What you will do:
Report all lines of the data below that hold the word "left".

Data for this exercise:
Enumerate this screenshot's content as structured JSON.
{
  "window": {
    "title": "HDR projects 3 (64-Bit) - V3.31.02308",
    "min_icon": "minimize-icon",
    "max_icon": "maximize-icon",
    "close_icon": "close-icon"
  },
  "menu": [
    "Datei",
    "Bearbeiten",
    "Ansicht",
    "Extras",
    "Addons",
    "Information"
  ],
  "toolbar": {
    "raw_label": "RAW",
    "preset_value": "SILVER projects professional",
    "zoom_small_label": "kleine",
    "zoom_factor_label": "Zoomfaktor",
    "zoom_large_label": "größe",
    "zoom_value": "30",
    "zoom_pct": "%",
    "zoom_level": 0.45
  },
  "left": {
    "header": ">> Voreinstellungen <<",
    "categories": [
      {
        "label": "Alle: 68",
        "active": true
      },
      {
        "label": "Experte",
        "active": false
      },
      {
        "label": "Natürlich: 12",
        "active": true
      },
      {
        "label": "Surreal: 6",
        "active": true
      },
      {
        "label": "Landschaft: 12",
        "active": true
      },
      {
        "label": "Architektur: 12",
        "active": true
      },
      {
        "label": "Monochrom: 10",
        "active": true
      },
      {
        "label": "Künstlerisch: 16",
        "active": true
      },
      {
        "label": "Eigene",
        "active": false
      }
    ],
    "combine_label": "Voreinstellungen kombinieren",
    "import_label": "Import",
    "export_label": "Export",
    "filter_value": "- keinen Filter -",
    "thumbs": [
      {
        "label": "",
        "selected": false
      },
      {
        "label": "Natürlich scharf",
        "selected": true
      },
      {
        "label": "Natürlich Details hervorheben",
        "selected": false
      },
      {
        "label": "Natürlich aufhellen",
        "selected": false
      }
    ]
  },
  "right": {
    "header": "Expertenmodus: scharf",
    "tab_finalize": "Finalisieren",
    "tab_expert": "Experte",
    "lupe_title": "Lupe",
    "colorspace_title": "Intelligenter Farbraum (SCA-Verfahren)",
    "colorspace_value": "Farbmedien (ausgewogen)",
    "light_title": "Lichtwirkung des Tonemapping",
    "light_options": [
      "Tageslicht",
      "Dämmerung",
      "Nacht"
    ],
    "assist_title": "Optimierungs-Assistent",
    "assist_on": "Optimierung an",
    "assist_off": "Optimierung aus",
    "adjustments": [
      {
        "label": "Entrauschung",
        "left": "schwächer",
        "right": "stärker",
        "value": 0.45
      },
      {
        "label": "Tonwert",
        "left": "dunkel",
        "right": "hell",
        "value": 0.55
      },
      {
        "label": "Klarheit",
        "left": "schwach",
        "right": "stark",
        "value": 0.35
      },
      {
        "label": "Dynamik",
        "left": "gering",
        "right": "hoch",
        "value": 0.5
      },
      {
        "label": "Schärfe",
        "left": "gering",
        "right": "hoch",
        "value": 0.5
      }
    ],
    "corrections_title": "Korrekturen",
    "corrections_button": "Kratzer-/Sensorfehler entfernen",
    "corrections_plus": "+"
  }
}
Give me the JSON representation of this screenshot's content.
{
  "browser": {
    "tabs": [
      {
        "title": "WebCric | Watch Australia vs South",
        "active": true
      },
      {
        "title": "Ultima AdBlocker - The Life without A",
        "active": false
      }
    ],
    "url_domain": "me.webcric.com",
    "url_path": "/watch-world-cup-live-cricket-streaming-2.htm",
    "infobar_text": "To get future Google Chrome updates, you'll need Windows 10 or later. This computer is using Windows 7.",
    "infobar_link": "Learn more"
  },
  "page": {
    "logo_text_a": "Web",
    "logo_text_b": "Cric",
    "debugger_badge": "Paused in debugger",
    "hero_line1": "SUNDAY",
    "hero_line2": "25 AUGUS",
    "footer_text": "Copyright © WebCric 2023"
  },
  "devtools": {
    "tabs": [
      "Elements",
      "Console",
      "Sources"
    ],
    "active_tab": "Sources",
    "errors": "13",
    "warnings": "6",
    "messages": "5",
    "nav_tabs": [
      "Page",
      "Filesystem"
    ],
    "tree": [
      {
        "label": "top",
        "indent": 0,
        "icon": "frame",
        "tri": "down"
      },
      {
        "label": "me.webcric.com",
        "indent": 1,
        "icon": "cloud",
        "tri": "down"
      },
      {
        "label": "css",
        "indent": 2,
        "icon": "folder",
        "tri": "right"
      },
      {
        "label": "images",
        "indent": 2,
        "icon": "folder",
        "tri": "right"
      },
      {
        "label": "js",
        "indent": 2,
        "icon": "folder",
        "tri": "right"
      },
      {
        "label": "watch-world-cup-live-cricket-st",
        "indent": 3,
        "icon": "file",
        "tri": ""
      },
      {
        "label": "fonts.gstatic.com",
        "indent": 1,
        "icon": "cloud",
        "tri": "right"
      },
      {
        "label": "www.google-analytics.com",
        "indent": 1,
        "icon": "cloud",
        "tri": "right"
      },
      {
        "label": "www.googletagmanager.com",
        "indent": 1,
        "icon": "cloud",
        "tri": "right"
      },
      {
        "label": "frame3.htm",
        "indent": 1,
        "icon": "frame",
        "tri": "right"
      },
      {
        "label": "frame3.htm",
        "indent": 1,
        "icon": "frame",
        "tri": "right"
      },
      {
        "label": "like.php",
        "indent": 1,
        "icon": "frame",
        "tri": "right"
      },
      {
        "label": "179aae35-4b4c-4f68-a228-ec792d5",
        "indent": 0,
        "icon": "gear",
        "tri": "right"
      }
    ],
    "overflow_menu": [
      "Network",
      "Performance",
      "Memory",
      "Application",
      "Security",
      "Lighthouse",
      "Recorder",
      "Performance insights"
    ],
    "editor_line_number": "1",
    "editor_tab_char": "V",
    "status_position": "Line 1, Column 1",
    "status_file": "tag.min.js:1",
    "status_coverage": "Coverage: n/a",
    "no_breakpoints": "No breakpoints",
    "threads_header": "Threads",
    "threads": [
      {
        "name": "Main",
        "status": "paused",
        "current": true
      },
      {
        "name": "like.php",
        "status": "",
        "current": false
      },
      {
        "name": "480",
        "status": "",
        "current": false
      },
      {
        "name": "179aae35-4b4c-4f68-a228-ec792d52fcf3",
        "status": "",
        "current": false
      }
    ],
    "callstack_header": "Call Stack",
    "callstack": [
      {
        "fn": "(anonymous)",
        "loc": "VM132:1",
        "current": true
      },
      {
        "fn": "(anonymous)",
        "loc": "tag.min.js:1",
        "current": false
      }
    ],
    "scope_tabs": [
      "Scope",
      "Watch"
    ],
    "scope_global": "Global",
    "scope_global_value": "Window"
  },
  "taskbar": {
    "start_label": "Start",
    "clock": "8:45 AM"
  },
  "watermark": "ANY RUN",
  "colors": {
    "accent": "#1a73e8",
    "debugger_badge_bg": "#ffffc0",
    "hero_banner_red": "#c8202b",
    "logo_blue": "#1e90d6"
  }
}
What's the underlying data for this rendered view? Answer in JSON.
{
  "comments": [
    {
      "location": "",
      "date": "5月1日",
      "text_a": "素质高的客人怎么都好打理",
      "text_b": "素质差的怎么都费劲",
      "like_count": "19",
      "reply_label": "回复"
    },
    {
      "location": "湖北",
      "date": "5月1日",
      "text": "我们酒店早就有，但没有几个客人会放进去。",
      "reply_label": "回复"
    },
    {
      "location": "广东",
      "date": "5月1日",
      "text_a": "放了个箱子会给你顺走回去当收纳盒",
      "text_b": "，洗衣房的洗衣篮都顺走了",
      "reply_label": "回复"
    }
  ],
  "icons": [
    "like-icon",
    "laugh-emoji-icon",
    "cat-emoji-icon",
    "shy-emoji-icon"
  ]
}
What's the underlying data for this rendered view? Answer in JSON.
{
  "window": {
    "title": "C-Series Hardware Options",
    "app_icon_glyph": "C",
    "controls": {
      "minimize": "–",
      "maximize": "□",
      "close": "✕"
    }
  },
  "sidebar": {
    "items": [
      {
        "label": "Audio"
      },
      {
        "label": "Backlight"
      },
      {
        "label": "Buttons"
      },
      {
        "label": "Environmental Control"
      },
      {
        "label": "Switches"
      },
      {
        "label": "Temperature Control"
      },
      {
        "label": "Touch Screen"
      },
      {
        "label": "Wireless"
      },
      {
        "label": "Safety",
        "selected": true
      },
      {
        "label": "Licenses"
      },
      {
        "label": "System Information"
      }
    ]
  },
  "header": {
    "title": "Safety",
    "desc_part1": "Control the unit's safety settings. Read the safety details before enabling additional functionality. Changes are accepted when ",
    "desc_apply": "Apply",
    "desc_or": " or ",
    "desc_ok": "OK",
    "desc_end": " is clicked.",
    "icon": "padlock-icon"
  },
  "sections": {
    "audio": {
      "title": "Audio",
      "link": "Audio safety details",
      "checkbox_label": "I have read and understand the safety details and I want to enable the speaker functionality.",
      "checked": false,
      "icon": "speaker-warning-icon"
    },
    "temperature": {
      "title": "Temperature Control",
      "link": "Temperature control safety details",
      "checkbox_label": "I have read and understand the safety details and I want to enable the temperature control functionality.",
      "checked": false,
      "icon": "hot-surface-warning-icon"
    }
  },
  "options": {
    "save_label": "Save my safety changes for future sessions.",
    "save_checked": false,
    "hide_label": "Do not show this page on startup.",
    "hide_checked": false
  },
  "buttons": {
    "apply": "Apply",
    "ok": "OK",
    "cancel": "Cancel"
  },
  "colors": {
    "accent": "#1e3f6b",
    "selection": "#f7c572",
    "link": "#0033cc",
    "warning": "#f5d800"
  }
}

Answer to this problem:
  "left": {
        "left": "schwächer",
        "left": "dunkel",
        "left": "schwach",
        "left": "gering",
        "left": "gering",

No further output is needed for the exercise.